(AP) – A 17-year-old U.S. citizen who acknowledged being a killer for a Mexican drug cartel finished his three-year juvenile-offender term for homicide, kidnapping and drug and weapons possession and returned to the United States.
The interior secretary of southern Morelos state, Jorge Messeguer, said Edgar Jimenez Lugo had been released, though he added it wasn't clear if the teen had been rehabilitated.
"Being able to say whether he's been rehabilitated, that would be risky. I wouldn't really dare say that, because obviously the crimes he committed were so severe," Messeguer said.
He said Jimenez went to San Antonio, Texas, where he has family and apparently will go to a residential support facility there, though he didn't know its name.
It does not appear Jimenez faces any charges in the United States. The U.S. Embassy said it would not publicly discuss the case due to privacy considerations.
The embassy said in a statement that it was "closely coordinating with our Mexican counterparts and appropriate authorities in the United States" regarding the release.
In 2011, at age 14, Jimenez confessed to killing four people whose beheaded bodies were found suspended from a bridge.
He was born in San Diego, California, but was raised in Mexico by his grandmother. Authorities quoted Jimenez as saying he had been forcibly recruited by drug traffickers when he was 11 and confessing to working for the South Pacific drug cartel, led by reputed drug lord Héctor Beltrán Leyva.
Jimenez was trying to return to the United States when he was caught in 2010.
He and a sister were arrested in Morelos, south of Mexico City, as they tried to board a plane to Tijuana, where they planned to cross the border and reunite with their mother in San Diego. When he was handed over to federal prosecutors, the boy calmly said in front of cameras that he participated in four killings while drugged and under threat. The bodies were found in the tourist city of Cuernavaca, which is in Morelos.

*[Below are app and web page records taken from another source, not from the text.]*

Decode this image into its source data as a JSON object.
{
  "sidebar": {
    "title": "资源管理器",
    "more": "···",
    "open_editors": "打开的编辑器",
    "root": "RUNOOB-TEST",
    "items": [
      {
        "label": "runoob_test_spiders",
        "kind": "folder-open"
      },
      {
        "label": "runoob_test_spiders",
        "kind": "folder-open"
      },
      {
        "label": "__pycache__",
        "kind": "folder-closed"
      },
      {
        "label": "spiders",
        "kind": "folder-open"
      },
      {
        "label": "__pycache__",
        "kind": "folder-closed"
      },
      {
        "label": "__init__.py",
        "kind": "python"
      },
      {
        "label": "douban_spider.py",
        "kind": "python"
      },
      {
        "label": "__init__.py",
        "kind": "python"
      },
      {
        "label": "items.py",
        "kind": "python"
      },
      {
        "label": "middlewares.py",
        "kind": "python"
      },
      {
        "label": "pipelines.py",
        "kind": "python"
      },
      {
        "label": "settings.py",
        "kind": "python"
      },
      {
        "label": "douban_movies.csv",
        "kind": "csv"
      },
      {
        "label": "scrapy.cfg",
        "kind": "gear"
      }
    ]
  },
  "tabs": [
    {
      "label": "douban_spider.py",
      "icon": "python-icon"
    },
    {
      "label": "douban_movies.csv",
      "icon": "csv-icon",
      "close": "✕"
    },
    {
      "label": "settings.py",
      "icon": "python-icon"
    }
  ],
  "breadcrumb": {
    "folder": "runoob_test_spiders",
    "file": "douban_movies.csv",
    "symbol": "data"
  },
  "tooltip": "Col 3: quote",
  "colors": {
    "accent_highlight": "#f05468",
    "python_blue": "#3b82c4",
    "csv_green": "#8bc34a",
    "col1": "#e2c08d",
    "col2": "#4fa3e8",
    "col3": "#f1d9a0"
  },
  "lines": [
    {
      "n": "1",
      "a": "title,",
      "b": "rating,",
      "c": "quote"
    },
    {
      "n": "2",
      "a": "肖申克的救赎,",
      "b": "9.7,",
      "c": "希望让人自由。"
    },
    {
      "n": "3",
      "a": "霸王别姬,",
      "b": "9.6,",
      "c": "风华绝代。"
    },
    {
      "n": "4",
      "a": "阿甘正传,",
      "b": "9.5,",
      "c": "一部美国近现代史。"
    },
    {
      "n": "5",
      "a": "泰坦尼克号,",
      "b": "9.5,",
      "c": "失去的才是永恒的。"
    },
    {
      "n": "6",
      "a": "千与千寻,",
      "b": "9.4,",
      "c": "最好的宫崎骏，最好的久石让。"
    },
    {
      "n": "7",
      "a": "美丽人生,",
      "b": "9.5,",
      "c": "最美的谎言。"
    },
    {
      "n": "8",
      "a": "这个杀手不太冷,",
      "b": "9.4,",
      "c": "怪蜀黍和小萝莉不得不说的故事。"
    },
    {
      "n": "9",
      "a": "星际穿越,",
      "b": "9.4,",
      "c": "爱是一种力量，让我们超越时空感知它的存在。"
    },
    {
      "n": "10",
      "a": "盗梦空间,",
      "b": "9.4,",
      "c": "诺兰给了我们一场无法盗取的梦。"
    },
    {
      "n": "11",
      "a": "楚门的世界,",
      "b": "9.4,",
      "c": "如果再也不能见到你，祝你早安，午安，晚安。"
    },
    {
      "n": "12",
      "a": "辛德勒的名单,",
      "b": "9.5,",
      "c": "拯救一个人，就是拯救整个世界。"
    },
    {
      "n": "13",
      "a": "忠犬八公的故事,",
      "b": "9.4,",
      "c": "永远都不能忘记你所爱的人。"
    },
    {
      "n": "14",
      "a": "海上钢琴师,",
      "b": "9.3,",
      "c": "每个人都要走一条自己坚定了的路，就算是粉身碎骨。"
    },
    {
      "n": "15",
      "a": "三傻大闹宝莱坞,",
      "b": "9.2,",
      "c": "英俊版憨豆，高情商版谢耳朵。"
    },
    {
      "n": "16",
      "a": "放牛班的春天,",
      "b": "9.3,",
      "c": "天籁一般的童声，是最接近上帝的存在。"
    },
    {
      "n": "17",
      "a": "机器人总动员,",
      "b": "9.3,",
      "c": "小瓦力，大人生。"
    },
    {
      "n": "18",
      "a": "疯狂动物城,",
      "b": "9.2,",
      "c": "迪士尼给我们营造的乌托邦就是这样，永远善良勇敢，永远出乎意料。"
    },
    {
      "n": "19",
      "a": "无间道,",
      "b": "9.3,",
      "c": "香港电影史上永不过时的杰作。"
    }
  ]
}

Jimenez served his three-year sentence, the maximum for juveniles, at a juvenile detention center in Morelos.
Based on reporting by the Associated Press.